## ENTRIES PROVIDED
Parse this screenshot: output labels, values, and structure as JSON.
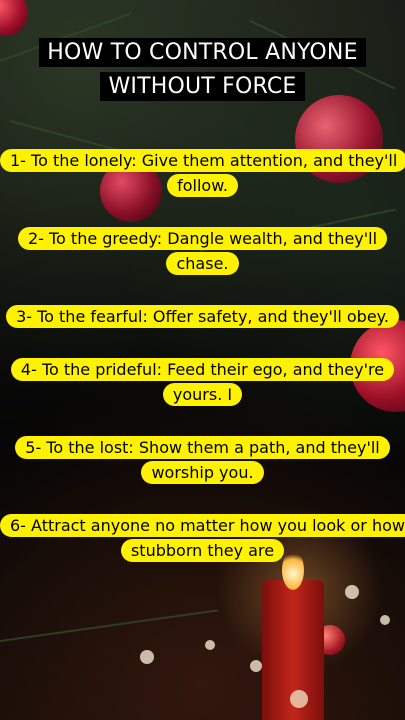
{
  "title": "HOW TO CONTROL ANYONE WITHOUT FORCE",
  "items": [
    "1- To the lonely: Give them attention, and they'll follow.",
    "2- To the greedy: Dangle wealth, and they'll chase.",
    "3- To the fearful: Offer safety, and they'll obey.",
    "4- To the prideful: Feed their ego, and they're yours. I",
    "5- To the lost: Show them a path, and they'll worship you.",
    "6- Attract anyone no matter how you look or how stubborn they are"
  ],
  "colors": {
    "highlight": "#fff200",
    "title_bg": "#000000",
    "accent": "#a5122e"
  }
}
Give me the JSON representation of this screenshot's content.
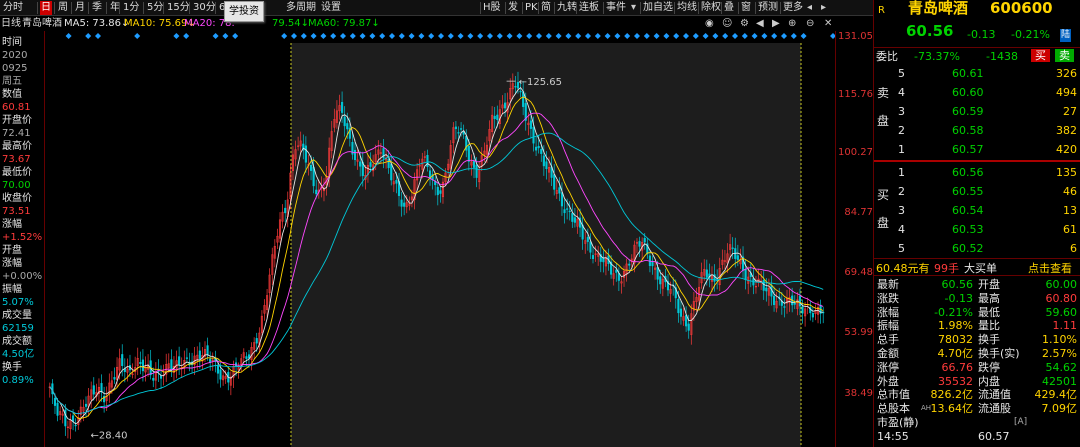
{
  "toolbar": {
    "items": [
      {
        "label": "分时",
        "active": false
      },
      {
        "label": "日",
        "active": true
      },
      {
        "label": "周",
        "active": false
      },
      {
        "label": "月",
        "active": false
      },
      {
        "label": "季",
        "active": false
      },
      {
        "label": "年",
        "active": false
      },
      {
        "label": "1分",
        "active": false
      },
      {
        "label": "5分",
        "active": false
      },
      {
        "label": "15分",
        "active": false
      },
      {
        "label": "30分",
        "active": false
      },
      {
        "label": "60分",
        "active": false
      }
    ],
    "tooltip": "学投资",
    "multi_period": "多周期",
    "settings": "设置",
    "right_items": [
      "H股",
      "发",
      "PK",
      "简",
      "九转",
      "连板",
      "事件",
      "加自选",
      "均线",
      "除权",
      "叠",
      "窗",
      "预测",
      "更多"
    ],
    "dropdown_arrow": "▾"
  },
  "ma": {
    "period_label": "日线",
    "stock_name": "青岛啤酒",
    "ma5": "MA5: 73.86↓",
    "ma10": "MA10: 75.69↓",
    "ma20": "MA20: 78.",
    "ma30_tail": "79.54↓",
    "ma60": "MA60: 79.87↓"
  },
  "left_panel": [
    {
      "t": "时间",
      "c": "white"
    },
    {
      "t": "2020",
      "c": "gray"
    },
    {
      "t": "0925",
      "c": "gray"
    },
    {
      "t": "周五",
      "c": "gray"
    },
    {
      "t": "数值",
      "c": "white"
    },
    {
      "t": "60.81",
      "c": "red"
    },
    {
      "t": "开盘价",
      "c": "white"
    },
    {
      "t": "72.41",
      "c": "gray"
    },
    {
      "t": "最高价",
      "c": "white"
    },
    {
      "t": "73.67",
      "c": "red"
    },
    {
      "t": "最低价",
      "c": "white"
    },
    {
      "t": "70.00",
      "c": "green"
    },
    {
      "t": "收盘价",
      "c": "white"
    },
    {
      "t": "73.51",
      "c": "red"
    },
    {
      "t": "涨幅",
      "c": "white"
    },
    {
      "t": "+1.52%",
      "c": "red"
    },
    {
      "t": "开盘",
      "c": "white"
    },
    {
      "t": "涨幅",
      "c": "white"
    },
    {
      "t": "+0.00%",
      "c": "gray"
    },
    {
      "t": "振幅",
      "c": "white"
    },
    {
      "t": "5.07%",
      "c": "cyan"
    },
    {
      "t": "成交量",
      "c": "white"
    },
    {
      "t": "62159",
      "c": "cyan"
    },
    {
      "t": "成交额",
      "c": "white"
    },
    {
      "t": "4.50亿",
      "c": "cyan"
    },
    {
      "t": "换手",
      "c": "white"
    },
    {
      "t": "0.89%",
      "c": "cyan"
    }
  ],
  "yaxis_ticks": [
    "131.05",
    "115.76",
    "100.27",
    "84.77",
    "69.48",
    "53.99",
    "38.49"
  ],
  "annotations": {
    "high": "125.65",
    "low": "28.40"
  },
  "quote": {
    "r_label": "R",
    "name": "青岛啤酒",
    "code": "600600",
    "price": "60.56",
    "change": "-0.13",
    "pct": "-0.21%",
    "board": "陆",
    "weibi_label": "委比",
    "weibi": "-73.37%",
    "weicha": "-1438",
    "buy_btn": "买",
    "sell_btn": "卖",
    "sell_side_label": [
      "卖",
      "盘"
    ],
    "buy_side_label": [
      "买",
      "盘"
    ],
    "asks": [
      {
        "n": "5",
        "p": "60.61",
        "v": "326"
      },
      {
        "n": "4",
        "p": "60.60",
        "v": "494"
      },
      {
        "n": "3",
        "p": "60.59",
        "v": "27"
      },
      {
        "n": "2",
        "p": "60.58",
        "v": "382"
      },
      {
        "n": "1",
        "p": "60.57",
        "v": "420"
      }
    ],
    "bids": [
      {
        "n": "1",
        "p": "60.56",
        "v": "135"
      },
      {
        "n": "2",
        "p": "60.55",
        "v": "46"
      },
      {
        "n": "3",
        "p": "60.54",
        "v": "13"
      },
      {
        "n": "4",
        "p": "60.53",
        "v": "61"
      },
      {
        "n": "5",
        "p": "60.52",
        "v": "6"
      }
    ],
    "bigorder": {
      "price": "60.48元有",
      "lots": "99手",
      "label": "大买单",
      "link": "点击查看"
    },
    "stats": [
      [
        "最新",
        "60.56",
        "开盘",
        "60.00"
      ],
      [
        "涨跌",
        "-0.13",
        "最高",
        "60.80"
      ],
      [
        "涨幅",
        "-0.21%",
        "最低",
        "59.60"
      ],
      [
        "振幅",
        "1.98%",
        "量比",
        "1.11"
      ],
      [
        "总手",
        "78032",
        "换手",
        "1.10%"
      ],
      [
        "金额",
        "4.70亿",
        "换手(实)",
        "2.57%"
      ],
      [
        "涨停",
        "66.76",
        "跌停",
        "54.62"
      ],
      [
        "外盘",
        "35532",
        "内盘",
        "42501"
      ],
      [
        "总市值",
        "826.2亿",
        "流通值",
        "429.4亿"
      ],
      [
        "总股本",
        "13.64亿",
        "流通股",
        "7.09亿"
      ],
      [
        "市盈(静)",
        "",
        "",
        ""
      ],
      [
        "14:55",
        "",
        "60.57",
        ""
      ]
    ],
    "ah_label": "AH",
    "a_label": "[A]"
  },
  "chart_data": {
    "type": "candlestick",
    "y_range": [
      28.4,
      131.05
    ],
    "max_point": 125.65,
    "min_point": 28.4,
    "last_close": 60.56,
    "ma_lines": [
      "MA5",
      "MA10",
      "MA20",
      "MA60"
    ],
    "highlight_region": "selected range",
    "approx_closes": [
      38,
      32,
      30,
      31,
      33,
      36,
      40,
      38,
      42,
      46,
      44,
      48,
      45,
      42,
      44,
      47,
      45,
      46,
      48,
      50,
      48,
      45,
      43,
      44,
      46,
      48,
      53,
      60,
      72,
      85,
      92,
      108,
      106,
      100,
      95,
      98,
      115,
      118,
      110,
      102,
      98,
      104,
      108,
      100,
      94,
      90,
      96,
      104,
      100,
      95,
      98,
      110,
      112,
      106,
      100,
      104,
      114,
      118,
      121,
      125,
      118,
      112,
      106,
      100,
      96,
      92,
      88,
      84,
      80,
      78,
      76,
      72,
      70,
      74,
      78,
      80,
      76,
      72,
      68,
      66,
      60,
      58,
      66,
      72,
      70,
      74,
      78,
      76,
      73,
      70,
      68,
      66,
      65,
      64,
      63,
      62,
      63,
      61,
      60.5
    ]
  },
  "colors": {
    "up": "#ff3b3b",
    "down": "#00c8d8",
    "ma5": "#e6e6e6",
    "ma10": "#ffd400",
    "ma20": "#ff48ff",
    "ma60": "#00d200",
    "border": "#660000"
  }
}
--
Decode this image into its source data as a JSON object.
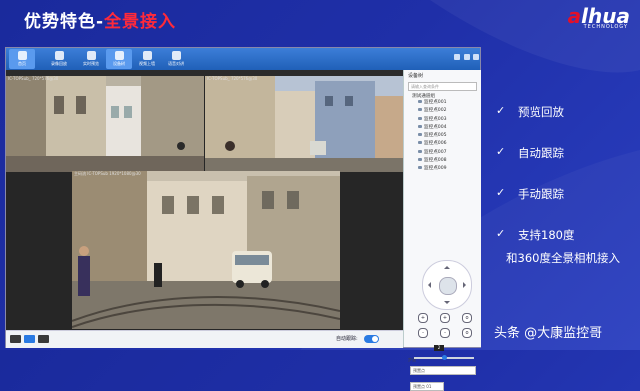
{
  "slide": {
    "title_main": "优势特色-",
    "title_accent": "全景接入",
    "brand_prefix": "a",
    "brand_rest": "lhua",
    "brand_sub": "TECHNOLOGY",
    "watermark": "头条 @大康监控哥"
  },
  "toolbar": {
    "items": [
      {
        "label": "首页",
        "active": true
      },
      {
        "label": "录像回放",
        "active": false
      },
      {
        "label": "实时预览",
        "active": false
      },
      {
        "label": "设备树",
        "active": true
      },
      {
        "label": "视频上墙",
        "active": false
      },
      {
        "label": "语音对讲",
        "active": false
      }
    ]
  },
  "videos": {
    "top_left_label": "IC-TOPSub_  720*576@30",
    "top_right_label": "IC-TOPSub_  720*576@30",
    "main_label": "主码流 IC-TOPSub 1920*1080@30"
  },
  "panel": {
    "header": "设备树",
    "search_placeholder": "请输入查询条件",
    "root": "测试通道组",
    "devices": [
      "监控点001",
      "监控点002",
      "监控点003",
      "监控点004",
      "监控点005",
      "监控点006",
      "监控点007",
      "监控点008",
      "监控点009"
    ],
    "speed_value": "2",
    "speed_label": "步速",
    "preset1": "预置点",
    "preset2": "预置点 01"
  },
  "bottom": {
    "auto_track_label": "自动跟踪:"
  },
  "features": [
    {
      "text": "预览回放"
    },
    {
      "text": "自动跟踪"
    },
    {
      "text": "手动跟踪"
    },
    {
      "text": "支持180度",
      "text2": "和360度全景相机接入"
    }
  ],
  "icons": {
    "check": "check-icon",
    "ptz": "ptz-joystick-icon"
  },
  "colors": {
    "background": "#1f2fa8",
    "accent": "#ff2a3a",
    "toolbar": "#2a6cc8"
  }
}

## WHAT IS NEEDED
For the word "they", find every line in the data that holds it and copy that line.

## WRITTEN REPLY
    "1- To the lonely: Give them attention, and they'll follow.",
    "2- To the greedy: Dangle wealth, and they'll chase.",
    "3- To the fearful: Offer safety, and they'll obey.",
    "4- To the prideful: Feed their ego, and they're yours. I",
    "5- To the lost: Show them a path, and they'll worship you.",
    "6- Attract anyone no matter how you look or how stubborn they are"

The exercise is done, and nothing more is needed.